* **GOAL OF THE EXERCISE**
From the records that follow, copy every line that contains the word "Website".

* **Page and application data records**

——

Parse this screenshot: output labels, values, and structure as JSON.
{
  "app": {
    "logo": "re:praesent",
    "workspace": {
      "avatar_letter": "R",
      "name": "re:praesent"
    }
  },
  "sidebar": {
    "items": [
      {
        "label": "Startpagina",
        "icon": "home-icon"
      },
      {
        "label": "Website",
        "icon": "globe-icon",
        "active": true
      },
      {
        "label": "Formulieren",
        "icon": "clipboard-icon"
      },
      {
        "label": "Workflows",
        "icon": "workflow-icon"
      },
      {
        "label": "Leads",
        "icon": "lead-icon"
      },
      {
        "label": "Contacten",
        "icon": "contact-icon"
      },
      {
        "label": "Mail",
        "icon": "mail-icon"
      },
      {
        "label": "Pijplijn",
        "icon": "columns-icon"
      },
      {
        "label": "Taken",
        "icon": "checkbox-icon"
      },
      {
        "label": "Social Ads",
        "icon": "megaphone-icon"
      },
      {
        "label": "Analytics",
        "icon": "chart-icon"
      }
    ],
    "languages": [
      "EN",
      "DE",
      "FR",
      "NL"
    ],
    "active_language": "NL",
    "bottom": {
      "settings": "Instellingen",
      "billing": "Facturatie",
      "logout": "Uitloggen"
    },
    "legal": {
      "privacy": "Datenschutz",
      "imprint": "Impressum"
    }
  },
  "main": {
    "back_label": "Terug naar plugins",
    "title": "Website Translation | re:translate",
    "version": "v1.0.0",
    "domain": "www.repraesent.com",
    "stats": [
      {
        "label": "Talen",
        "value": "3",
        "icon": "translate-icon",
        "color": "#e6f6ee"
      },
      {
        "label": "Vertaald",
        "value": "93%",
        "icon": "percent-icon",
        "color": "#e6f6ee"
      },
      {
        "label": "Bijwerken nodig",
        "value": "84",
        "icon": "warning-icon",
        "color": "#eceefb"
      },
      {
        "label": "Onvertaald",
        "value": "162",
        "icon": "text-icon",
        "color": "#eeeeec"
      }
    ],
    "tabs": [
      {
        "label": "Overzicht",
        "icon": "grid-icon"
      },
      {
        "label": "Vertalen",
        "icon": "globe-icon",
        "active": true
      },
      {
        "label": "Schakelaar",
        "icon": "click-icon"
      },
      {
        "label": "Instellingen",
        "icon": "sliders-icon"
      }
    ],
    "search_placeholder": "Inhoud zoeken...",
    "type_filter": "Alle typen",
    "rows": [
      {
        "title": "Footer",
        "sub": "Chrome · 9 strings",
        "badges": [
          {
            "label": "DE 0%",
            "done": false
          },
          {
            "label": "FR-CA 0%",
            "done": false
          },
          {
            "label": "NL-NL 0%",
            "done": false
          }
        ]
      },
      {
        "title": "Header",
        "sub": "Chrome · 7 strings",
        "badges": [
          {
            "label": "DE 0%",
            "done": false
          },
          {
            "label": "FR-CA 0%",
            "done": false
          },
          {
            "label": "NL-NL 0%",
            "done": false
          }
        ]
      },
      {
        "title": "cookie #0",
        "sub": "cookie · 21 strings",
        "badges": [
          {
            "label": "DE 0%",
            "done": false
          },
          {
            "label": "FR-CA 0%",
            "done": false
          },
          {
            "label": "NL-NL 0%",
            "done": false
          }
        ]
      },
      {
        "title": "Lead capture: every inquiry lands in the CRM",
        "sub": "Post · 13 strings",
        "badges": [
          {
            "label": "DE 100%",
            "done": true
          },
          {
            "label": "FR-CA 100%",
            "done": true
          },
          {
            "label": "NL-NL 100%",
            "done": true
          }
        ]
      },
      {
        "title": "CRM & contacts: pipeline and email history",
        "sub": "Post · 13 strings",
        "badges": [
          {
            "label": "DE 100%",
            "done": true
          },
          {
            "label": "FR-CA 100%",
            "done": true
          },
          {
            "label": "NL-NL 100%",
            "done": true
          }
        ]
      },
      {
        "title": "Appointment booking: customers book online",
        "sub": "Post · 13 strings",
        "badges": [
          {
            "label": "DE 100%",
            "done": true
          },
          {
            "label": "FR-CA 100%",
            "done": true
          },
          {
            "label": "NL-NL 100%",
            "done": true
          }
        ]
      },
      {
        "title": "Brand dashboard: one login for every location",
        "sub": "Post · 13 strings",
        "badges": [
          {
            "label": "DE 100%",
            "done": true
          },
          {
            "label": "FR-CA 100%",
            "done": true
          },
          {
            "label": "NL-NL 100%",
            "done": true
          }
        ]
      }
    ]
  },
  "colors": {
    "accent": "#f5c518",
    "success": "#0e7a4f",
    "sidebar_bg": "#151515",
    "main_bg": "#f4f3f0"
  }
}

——

* **ANSWER**
        "label": "Website",
    "title": "Website Translation | re:translate",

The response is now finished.